New Tax Part of Royal Decree
The Thai Revenue Department has asked the cabinet to vote on an amendment to the new revenue code which would include a proposed 10% capital gains tax on profits from trading in cryptocurrency according to a source inside the ministry of finance.
The Bangkok Post reported this morning that the tax will be part of a Royal Decree proposed to allow the SEC to comprehensively regulate all aspects of the crypto market including ICO’s.
The new decree will classify cryptocurrency as digital assets, not currency, meaning that the SEC will be charged with regulating all aspects of virtual coins. Rapee Sucharitakul the secretary -general of the SEC said the regulations should set standards for information disclosure of cryptocurrency trading while also overseeing the launching and proceeds generated by ICO’s.

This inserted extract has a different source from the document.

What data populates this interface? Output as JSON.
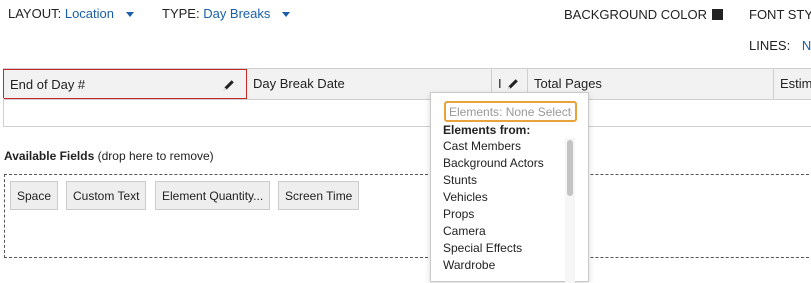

He was further quoted by the Post speaking about investor protection included in the new regulations as saying;
“The regulatory framework will cover cryptocurrencies in several areas, including investor protections and how cryptocurrencies have sometimes been used as a medium for money-laundering, tax avoidance and Ponzi schemes”
This ruling will come after what has been a twice extended period of consultation to review the regulatory framework of cryptocurrency in the Kingdom.
Regulations a Long Time Coming
Chairman of The Thai Fintech Association, a startup accelerator Korn Chatikavanij, who previously served as the country’s finance minister between the end of 2008 and mid-2011 said in an interview last week that his organization supports the new plan.
“I agree with the Finance Ministry’s [view] of letting the SEC be the only organization governing digital assets, because it already oversees securities and has a profound understanding of digital assets,”
Said Korn, according to a Friday report by the Bangkok Post.
Others in the government have cited similar laws that have now passed in the